### [PROVIDED INFORMATION]
>>>>

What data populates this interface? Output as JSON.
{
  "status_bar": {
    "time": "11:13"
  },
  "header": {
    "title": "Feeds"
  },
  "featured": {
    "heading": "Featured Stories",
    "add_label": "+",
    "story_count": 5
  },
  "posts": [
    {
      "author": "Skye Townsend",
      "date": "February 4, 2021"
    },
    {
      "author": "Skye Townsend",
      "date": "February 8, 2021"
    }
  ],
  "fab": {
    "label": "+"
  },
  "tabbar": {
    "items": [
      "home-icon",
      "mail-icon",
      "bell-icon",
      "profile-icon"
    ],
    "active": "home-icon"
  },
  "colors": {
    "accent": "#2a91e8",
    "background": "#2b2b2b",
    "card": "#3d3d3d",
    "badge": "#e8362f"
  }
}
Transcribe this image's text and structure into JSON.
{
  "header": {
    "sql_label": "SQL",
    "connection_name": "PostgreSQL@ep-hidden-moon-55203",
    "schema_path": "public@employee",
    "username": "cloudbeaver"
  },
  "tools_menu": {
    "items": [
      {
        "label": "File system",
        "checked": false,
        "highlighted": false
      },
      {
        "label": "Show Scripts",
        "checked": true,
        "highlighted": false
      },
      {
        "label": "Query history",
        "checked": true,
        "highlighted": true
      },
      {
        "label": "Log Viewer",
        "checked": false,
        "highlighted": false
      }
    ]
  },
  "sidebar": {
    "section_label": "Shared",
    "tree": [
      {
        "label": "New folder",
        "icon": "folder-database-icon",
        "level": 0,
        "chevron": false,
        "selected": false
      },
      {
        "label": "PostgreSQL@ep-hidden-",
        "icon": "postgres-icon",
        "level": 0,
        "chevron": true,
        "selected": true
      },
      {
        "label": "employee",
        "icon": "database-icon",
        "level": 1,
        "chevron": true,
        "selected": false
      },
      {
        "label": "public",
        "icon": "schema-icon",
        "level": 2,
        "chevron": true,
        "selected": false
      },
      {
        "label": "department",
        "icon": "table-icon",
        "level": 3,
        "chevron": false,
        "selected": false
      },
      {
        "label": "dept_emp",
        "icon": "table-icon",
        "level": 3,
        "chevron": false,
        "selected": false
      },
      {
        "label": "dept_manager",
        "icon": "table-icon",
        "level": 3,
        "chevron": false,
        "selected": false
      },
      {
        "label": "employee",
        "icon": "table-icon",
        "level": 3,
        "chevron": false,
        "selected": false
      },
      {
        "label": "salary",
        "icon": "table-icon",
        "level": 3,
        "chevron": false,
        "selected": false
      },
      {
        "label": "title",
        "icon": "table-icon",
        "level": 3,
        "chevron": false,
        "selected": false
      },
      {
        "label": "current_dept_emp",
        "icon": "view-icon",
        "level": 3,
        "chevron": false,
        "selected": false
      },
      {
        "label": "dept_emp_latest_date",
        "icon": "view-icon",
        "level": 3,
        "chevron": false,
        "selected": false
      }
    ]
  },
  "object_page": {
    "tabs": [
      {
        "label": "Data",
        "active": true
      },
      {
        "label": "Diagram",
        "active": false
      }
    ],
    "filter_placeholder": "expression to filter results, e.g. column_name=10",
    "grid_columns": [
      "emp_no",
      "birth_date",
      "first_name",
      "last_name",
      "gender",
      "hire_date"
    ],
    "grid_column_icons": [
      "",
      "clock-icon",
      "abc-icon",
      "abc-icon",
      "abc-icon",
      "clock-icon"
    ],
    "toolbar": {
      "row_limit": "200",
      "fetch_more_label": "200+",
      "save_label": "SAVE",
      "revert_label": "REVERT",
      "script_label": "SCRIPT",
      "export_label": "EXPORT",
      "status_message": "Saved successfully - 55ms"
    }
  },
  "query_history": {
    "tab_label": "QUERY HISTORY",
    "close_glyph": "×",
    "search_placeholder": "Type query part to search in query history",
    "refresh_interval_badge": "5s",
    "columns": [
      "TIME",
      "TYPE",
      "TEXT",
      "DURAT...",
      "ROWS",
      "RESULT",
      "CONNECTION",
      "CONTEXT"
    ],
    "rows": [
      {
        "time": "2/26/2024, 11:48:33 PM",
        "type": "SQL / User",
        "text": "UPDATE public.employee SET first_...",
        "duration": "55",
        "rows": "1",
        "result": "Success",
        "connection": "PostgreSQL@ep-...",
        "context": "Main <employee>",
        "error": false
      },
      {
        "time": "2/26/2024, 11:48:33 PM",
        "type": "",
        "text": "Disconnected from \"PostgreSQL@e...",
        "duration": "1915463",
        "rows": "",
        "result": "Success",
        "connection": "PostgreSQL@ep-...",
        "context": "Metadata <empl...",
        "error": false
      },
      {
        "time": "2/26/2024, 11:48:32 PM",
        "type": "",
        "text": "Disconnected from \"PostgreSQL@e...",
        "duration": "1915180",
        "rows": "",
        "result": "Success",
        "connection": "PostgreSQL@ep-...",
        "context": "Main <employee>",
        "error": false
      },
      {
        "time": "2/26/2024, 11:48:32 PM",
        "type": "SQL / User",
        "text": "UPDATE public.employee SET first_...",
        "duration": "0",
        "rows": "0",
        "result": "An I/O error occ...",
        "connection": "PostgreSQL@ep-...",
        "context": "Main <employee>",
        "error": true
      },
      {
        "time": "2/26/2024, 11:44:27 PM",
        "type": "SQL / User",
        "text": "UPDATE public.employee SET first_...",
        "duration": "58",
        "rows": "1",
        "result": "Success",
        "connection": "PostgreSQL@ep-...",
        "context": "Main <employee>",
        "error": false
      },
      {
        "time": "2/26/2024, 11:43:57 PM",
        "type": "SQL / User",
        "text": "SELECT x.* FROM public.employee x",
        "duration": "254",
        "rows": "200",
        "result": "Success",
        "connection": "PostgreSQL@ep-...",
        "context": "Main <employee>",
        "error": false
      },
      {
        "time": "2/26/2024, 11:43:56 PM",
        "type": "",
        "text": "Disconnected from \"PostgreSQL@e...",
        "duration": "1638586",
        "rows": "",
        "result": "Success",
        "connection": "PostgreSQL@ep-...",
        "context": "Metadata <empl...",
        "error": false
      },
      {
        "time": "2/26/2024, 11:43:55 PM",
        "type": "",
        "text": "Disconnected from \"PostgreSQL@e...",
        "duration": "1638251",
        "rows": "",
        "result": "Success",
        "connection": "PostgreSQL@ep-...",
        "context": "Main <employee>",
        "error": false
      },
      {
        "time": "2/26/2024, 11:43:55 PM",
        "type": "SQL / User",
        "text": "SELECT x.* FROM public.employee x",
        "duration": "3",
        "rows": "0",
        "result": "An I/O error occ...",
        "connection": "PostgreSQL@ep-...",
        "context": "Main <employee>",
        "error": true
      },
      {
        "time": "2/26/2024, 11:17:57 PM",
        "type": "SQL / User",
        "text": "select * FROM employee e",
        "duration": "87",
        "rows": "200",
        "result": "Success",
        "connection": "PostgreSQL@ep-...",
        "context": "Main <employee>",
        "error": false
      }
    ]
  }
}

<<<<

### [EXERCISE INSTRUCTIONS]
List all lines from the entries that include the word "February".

### [SOLUTION]
      "date": "February 4, 2021"
      "date": "February 8, 2021"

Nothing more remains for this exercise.